    Marine pollution is probably not the first thing that comes to mind when you think about golf. But 18-year-old student Alex Weber is hoping to change that. She’s been collecting golf balls from the ocean for the past two years. So far, she’s accumulated more than 50,000 balls.
    Dear golfers. Aim better.

  • LA’s Awesome History Of Weird, Food-Shaped Restaurants
    An exterior view of Eddie Blake’s Tail o’ the Pup hot dog stand. It was located at 300 N. La Cienega and Beverly Boulevard, next to the Beverly Center. (Photo by Gary Leonard via Los Angeles Public Library Collection)
    These are utterly superb.

  • You are not original or creative on Instagram
    Everyone on Instagram is living the same life. If it seems when you scroll through your feed that everything looks similar, that’s probably because it is.
    Guilty as charged (take 2)

  • Employees of a U.K. Burger King will hear Toto’s “Africa” 108 times today
    A U.K. Burger King location will continuously bless the rains down in Africa today as it plays Toto’s earworm “Africa” through its speakers on constant loop. All day. Seriously. The Camden Town Burger King will play the 1982 epic as the result of a Twitter contest.
    How many times before someone goes postal? 50? 73?

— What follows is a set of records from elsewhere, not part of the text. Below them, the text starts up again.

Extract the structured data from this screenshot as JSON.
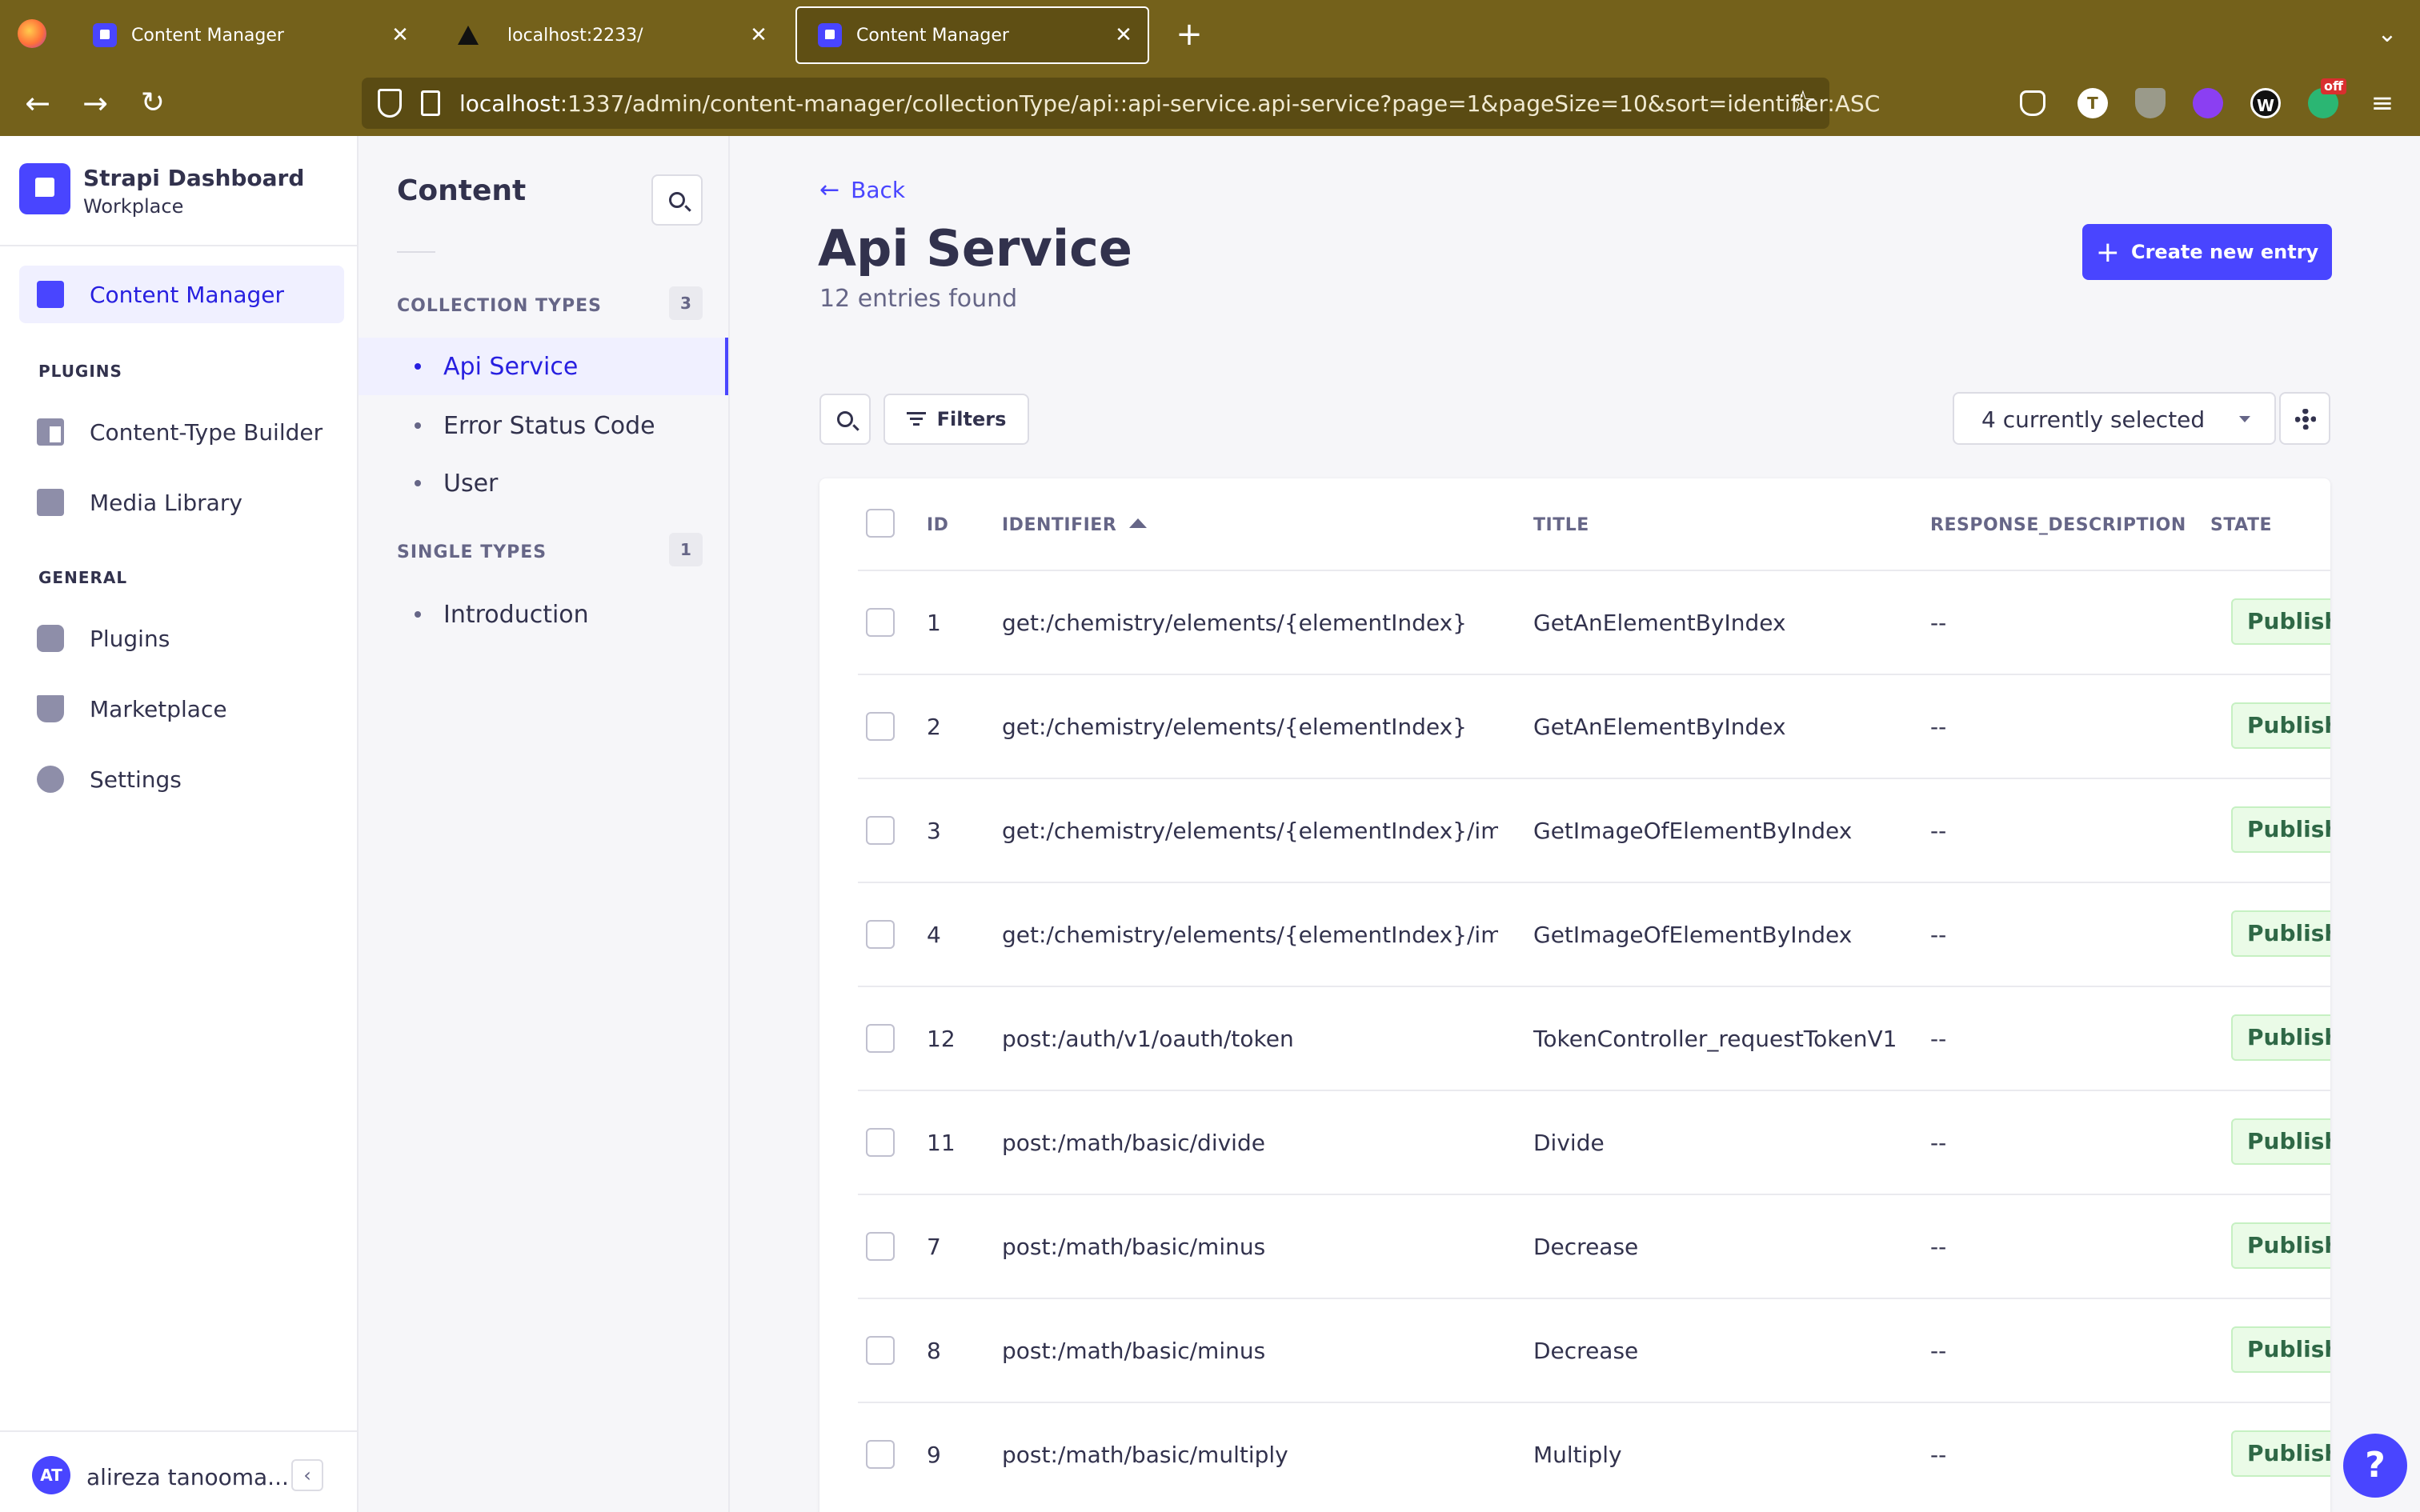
{
  "browser": {
    "tabs": [
      {
        "title": "Content Manager",
        "icon": "strapi-icon",
        "active": false
      },
      {
        "title": "localhost:2233/",
        "icon": "triangle-icon",
        "active": false
      },
      {
        "title": "Content Manager",
        "icon": "strapi-icon",
        "active": true
      }
    ],
    "url_host": "localhost",
    "url_rest": ":1337/admin/content-manager/collectionType/api::api-service.api-service?page=1&pageSize=10&sort=identifier:ASC",
    "extension_badge": "off"
  },
  "mainnav": {
    "brand_title": "Strapi Dashboard",
    "brand_subtitle": "Workplace",
    "content_manager": "Content Manager",
    "plugins_section": "PLUGINS",
    "content_type_builder": "Content-Type Builder",
    "media_library": "Media Library",
    "general_section": "GENERAL",
    "plugins": "Plugins",
    "marketplace": "Marketplace",
    "settings": "Settings",
    "user_initials": "AT",
    "user_name": "alireza tanooma..."
  },
  "subnav": {
    "title": "Content",
    "collection_types_label": "COLLECTION TYPES",
    "collection_types_count": "3",
    "collection_types": [
      "Api Service",
      "Error Status Code",
      "User"
    ],
    "single_types_label": "SINGLE TYPES",
    "single_types_count": "1",
    "single_types": [
      "Introduction"
    ]
  },
  "main": {
    "back_label": "Back",
    "title": "Api Service",
    "subtitle": "12 entries found",
    "create_label": "Create new entry",
    "filters_label": "Filters",
    "columns_selected": "4 currently selected",
    "headers": {
      "id": "ID",
      "identifier": "IDENTIFIER",
      "title": "TITLE",
      "response_description": "RESPONSE_DESCRIPTION",
      "state": "STATE"
    },
    "rows": [
      {
        "id": "1",
        "identifier": "get:/chemistry/elements/{elementIndex}",
        "title": "GetAnElementByIndex",
        "response_description": "--",
        "state": "Published"
      },
      {
        "id": "2",
        "identifier": "get:/chemistry/elements/{elementIndex}",
        "title": "GetAnElementByIndex",
        "response_description": "--",
        "state": "Published"
      },
      {
        "id": "3",
        "identifier": "get:/chemistry/elements/{elementIndex}/im...",
        "title": "GetImageOfElementByIndex",
        "response_description": "--",
        "state": "Published"
      },
      {
        "id": "4",
        "identifier": "get:/chemistry/elements/{elementIndex}/im...",
        "title": "GetImageOfElementByIndex",
        "response_description": "--",
        "state": "Published"
      },
      {
        "id": "12",
        "identifier": "post:/auth/v1/oauth/token",
        "title": "TokenController_requestTokenV1",
        "response_description": "--",
        "state": "Published"
      },
      {
        "id": "11",
        "identifier": "post:/math/basic/divide",
        "title": "Divide",
        "response_description": "--",
        "state": "Published"
      },
      {
        "id": "7",
        "identifier": "post:/math/basic/minus",
        "title": "Decrease",
        "response_description": "--",
        "state": "Published"
      },
      {
        "id": "8",
        "identifier": "post:/math/basic/minus",
        "title": "Decrease",
        "response_description": "--",
        "state": "Published"
      },
      {
        "id": "9",
        "identifier": "post:/math/basic/multiply",
        "title": "Multiply",
        "response_description": "--",
        "state": "Published"
      }
    ]
  },
  "help_label": "?",
  "colors": {
    "brand": "#4945ff",
    "chrome": "#74611b",
    "published_bg": "#eafbe7",
    "published_text": "#2f6846"
  }
}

  • New study: People tend to aspire to date someone ‘out of their league’
    Online daters tend to pursue people who are “out of their league,” according to a new study that used a unique method to analyze a large online dating website in Boston and three other major US cities.
    VERY Guilty as charged.